- Image-guided radiation therapy uses repeated imaging scans (such as CT, MRI, or PET) during treatment to determine if the patient or radiation beams need to be repositioned during treatment in response to movement of the tumor. This technique is often used together with other types of EBRT.
- Proton therapy uses proton beams to kill cancer cells. Protons deliver the bulk of their energy at the end of their path, with little energy deposited in tissue along the way. Whereas photons may deliver a substantial radiation dose to the healthy tissue they pass through on the way to the tumor, protons deliver most of the radiation dose directly to the tumor.
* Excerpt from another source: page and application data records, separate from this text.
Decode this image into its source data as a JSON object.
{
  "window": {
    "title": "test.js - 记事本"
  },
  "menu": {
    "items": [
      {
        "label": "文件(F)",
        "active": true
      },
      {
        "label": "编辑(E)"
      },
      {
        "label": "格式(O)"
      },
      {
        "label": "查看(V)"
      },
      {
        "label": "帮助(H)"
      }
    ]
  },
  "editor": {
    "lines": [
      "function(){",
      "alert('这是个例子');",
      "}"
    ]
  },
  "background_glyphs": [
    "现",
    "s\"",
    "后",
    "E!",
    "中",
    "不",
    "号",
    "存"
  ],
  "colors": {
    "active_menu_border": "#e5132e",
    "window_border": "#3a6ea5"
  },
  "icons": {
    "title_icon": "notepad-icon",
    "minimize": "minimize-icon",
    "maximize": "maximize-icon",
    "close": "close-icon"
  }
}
- Stereotactic radiosurgery is often used to give a large dose of radiation to a small tumor area from multiple angles in a single session. This method is used only to treat small tumors with well-defined edges, such as those found in the brain and spinal cord.
Internal radiation therapy
Internal radiation therapy, or brachytherapy, uses radioactive sources sealed in “seeds” that are placed in the body through a needle or catheter. The radioactive seeds may be placed near a tumor or in a surgical cavity (the space left when a tumor is removed). In high-dose-rate brachytherapy, a highly radioactive source is placed in the body for a few minutes and then removed. In low-dose-rate brachytherapy, temporary or permanent radioactive seeds are placed in the body to continually give off radiation for days, weeks, or months as the radioactive source decays.
Systemic radiation therapy
In systemic radiation therapy, radioactive drugs called radiopharmaceuticals are given to patients through injection or by mouth. The radioactive substance sometimes is bound to a specially designed antibody (a monoclonal antibody) that seeks out and attaches to cancer cells, delivering radiation to the tumor site.
Radiation and other treatments
Radiation therapy may be used on its own or combined with other cancer treatments. Radiation is often given before surgery to shrink the tumor or given during or after surgery to kill off remaining cancer cells. Combining chemotherapy with radiation therapy (chemoradiation) is also now a standard treatment for many cancers. The drugs given often make the tumor more sensitive to radiation. Whether used alone or with other cancer treatments, the techniques described above have made radiation therapy safer and more effective than ever before.
– B. Strubberg
For more information, ask your physician, visit www.mdanderson.org or call askMDAnderson at 877-632-6789.
OncoLog, June 2016, Volume 61, Issue 6